This week my main, and to some extent, only focus has been on preparing for next week. I’m writing this on the flight to Barcelona, where I’ll be spending the next week in management meetings, at the first-ever Global MoodleMoot, and at the inaugural Open EdTech conference. It’s going to be pretty intense.
On Tuesday, I’ll presenting on-stage the beta demo of MoodleNet, which is something I’ve been working on at Moodle for the past couple of years. The reason it’s taken so long? Well, a combination of going through several research and design phases, and having a very small, part-time team. It’s an innovation project, but one I envisage having a high impact.
Consequently, and as always happens before something like this, the MoodleNet team has been all hands on deck getting things ready. The team, who all contracted for 2.5 days per week, have shifted their days to ‘front-load’ November. I’m ever so grateful, and very much appreciate them working this weekend too.
On Tuesday, Mayel and I showed Martin Dougiamas (Moodle’s Founder and CEO) the current status of MoodleNet. He asked lots of pertinent questions, and was overall impressed, calling MoodleNet ‘great’. I breathed a huge sigh of relief.
I had an unforgettable Friday, where I lost my passport for a good few hours. Given I go through periods of regular travel, I ensure it’s always in the same place. But it wasn’t there when I went for it on Friday afternoon which, on top of everything else, stressed me out quite a lot. I was on the phone with the UK Passport Office, who told me I wouldn’t be able to get a new one for at least seven days.
Eventually, my wife found it in a place both of us had already looked several times previously. It’s an object lesson in what stress can do to your perception. Right after that, I went out for dinner with the family, and my heart rate returned to a normal level.
Then, on Friday evening, Bryan Alexander got in touch, asking if I’d like to go to NYC at the beginning of December to speak about digital literacies. I instantly replied “YES” in all-caps, and told my wife, who’s always wanted to go to New York – especially at Christmas shopping time!
It’s amazing how you can read as much Stoic philosophy as you want, but controlling one’s emotions remains a lifelong project. This week, I’ve been getting out of bed at 06:00 to spend half an hour reading Marcus Aurelius’ Meditations, and Baltasar Gracian’s The Pocket Oracle and Art of Prudence. I’ve also been throwing The Oxford Book of Aphorisms into the mix this week, which I found particularly useful.
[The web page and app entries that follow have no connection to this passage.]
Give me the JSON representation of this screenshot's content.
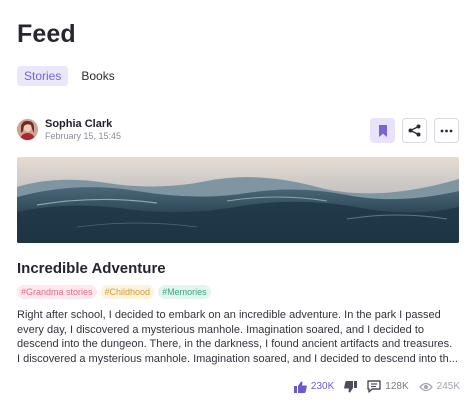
{
  "header": {
    "title": "Feed"
  },
  "tabs": [
    {
      "label": "Stories",
      "active": true
    },
    {
      "label": "Books",
      "active": false
    }
  ],
  "post": {
    "author": {
      "name": "Sophia Clark",
      "date": "February 15, 15:45"
    },
    "actions": {
      "bookmark_icon": "bookmark-icon",
      "share_icon": "share-icon",
      "more_icon": "more-horizontal-icon"
    },
    "title": "Incredible Adventure",
    "tags": [
      "#Grandma stories",
      "#Childhood",
      "#Memories"
    ],
    "body_lines": [
      "Right after school, I decided to embark on an incredible adventure. In the park I passed",
      "every day, I discovered a mysterious manhole. Imagination soared, and I decided to",
      "descend into the dungeon. There, in the darkness, I found ancient artifacts and treasures.",
      "I discovered a mysterious manhole. Imagination soared, and I decided to descend into th..."
    ],
    "stats": {
      "likes": "230K",
      "comments": "128K",
      "views": "245K"
    }
  },
  "colors": {
    "accent": "#7b63d6",
    "accent_bg": "#ebe7fb"
  }
}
I shudder to think how I would have reacted to the ups-and-downs of this week without a combination of early-morning reading, cups of tea, and L-Theanine.
Finally, as I’ve already said where I’ll be and what I’m doing next week, just a quick reflection on remote working. I received the results of my 360-degree feedback recently, which scored me as either ‘Good’ or ‘Excellent’ across all 25 categories other than the couple that involved dealing with conflict in the workplace. It’s human nature to focus on the negatives, so instead, and especially this week, I’m just going to celebrate the fact that my colleagues rate me highly for ‘visionary leadership’!